The tailplane flutters, then flaps wildly to and fro. But Rosemann just says calmly, “It’s looking good.” Soon, the wind reaches 10 meters per second (36 km/h), the maximum load Lilienthal had to cope with. The glider passes the test and the experts are pleased. “The apparatus was absolutely perfectly designed, it is intrinsically stable.“ Intrinsically stable aircraft automatically regain their balance after gusts of wind or steering errors, which is an important requirement for safe flying. This means that a design error was not the cause of Lilienthal’s fatal accident. Back at his institute, Rosemann analyzes other data and soon identifies the glider’s limitations: “When the nose angle is too steep, the glider becomes uncontrollable.” It looks likely that this, triggered by an upwind, caused the crash. “Given the weather conditions on that day, Lilienthal should never have taken off,” Rosemann says.
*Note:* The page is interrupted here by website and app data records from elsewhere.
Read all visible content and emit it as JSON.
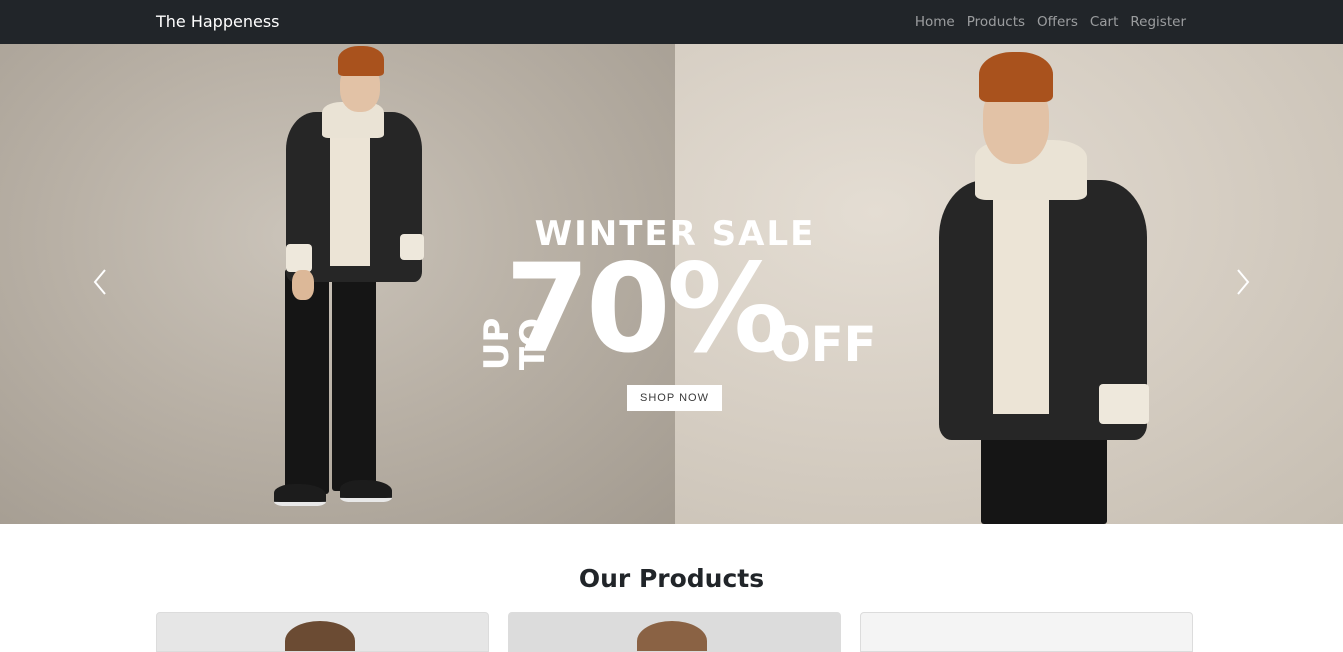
{
  "navbar": {
    "brand": "The Happeness",
    "links": [
      "Home",
      "Products",
      "Offers",
      "Cart",
      "Register"
    ]
  },
  "hero": {
    "headline": "WINTER SALE",
    "upto": "UP TO",
    "percent": "70%",
    "off": "OFF",
    "cta": "SHOP NOW",
    "prev_icon": "chevron-left-icon",
    "next_icon": "chevron-right-icon"
  },
  "products": {
    "title": "Our Products"
  },
  "colors": {
    "navbar_bg": "#212529",
    "nav_link": "rgba(255,255,255,0.55)",
    "beanie": "#a9521d",
    "jacket": "#262626"
  }
}
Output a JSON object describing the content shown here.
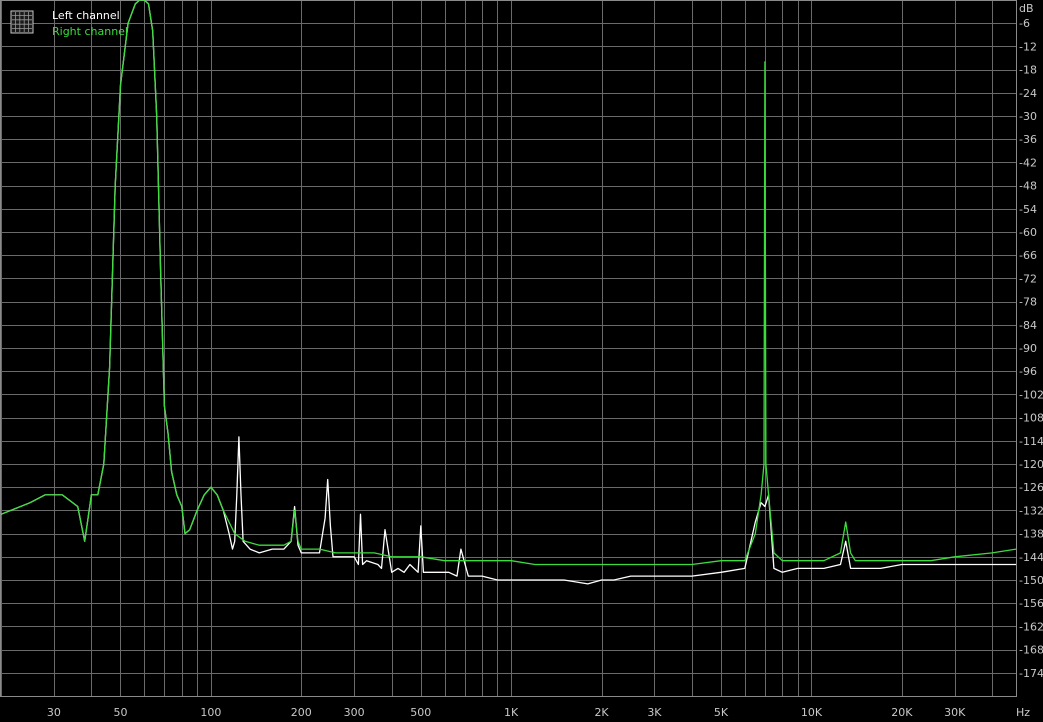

He is sure that the glider is otherwise safe to fly, and that sets him and his colleagues dreaming. “We had never planned an actual flight, but these results make it feasible.”
No one has yet been selected to actually fly the ancient glider, but there is no dearth of candidates, as Rosemann says: “Test pilots have been contacting us from all over the world.”